TASK ITEM — Only the lines holding "OnPremisesConnectivityError" are wanted. Copy every one from the records below.

Recorded data
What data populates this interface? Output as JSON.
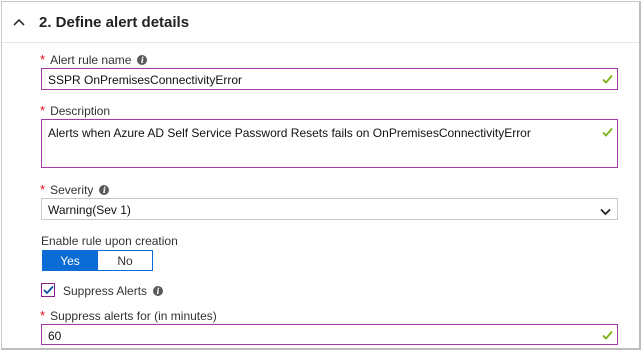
{
  "section": {
    "title": "2. Define alert details",
    "icon": "chevron-up-icon"
  },
  "alert_rule_name": {
    "label": "Alert rule name",
    "value": "SSPR OnPremisesConnectivityError"
  },
  "description": {
    "label": "Description",
    "value": "Alerts when Azure AD Self Service Password Resets fails on OnPremisesConnectivityError"
  },
  "severity": {
    "label": "Severity",
    "value": "Warning(Sev 1)"
  },
  "enable_rule": {
    "label": "Enable rule upon creation",
    "options": [
      "Yes",
      "No"
    ],
    "selected": "Yes"
  },
  "suppress_alerts": {
    "label": "Suppress Alerts",
    "checked": true
  },
  "suppress_for": {
    "label": "Suppress alerts for (in minutes)",
    "value": "60"
  },
  "colors": {
    "required": "#e00b1c",
    "accent": "#0b6cd6",
    "valid_border": "#a23ba6",
    "check": "#7ab317"
  }
}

SOLUTION FOR THIS PROBLEM —
    "value": "SSPR OnPremisesConnectivityError"
    "value": "Alerts when Azure AD Self Service Password Resets fails on OnPremisesConnectivityError"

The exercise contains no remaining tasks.